But yesterday, the Utah Senate voted to support Governor Huntsman’s plan to divert 15% of the hotel tax to help fund a stadium for RSL (see D-News article). Having had a career in accounting, I understand that technically, that’s not money out of my pocket as a taxpayer. But that position is simply an accounting trick. In a representative democracy, government revenues from any source belong to the citizens. The citizens’ representatives determine how those revenues should be managed. This means that instead of reducing the hotel tax or using that 15% for other projects, it will be used to build a venue for a private entertainment business.
This goes against my limited government instincts. Why should state government subsidize a private entertainment venue? I heard SLC Mayor Rocky Anderson on the radio saying, “That’s how these things are always done — with a public-private partnership.” That does not make it right.
I commented on the Senate Site post about this issue and received this very thoughtful response from Alien Wannabe (at 1:06 AM no less).
I have tremendous respect for you. And, I think I understand your position. My roots are also in the conservative wing of our party, so I see you as being a kindred spirit.
In the limited time I have here, I will try to supply an answer to your question:
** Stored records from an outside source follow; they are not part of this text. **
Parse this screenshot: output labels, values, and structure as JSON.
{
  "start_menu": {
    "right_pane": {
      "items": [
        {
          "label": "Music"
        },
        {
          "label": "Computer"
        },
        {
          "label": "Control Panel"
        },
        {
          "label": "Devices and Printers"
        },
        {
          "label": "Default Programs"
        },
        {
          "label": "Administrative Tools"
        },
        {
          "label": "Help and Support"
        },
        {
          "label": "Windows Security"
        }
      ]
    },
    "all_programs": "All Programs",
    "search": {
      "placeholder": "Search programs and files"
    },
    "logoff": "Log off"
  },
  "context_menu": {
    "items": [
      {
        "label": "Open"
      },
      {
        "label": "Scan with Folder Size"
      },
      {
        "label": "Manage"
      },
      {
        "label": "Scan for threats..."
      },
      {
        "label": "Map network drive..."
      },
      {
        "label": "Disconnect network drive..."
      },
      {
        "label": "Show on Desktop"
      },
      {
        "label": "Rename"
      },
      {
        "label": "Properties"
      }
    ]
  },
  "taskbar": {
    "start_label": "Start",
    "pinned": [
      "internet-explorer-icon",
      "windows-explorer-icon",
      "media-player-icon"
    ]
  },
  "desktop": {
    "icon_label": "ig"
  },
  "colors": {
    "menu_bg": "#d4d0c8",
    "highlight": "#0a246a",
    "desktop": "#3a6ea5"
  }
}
I am a Republican, not a Libertarian, for a good reason. Just as I do not believe in the "maximum" government of the Socialists and Democrats, I do not believe in the "minimum" government of the Anarchists and Libertarians either. Rather, I believe in the "optimum" government of the Republicans.
For me, that is what the divinely inspired Constitution is all about--finding that right balance. As you remember, the original government of the United States, the Articles of Confederation, was too weak. It didn't work. The founding fathers replaced it with one that gave more power to a central government--they recognized the need for balance, "optimum" rather than "minimum."
Too many of my fellow Conservative Republicans fail to seek this same balance. They start idealizing "minimum" government as if they were Libertarians instead of Republicans.
No one understood the need of limited government more than Thomas Jefferson, but he also understood this principle of balance. He further understood that "limited" is a different concept entirely than "minimum." And, because of that, he was able to act in his country's best interest at a crucial moment in history.
When France offered to sell the Louisiana Territory to the United States, Jefferson wisely jumped at the opportunity, even though doing so seemed to require that he use authority not explicitly granted to him in the Constitution.
Thank goodness he had the intelligence to do what he did! His actions have proven themselves over time to have been a tremendous blessing to our nation. Indeed, one wonders how dangerously handicapped and stunted our country would have been if he had not the vision and wisdom to do the right thing instead of the simple thing.
Too often we conservative political junkies fall into the trap of being intellectually lazy. We gravitate toward a simple direction, right, instead of toward actually doing the "right" thing.
I have learned in my life that doing the "right" thing requires balance--effort and judgment. Following a simple direction requires no effort and no judgment, we simply turn off our brain and say either "more government programs!" (left), or "less government programs!" (right)
In the past, some who have famously fallen into a similar trap have declared such things as "It is wrong to heal on the Sabbath!" These folks couldn't get past the direction of following the letter of the law, so they failed to understand the balance of the spirit of the law.
The spirit of our national and state constitutions is to provide for the common good. As a conservative Reagan Republican, I believe that often requires government to get off the backs of the people, so that their creative energies can be unleashed. But, sometimes it means that the government needs to step in, as appropriate, to build such things as the Eerie Canal--all for the common good.
For me, Real Salt Lake's stadium falls into this category. I am convinced that it will produce benefits for our state that are just as vital to the common good as schools and highways. That is why I enthusiastically support the state chipping in a small portion to help make it a reality.
I hope this, in some way, does justice to your excellent question.
Now, it’s no secret that I’m not a sports guy. But I’m not opposed to professional sports arenas. I just have concerns about using public money for that purpose. Larry Miller did not get public money to build the arena formerly known as the Delta Center. That would be an exception to Rocky’s statement above. And, although I respect Alien Wannabe’s thoughts on the matter, I simply can’t bring myself to put sports arenas in the same category canals, roads, schools, and libraries. I’m sure that plenty of sports fans would disagree with me on that, but I can’t see how athletic entertainment is as essential as education or transportation.
I’m not a pure libertarian, but that does not mean that all libertarian principles are bad. In fact, I think we need some rabid libertarians to counter the constant push to grow government. I understand the enthusiasm many are expressing for the soccer stadium. Heck, it’s probable I could attend events at that venue someday. But I’m afraid that I cannot bring myself to support public funding for it. Still, it seems that my view on this matter is like a feather in a windstorm.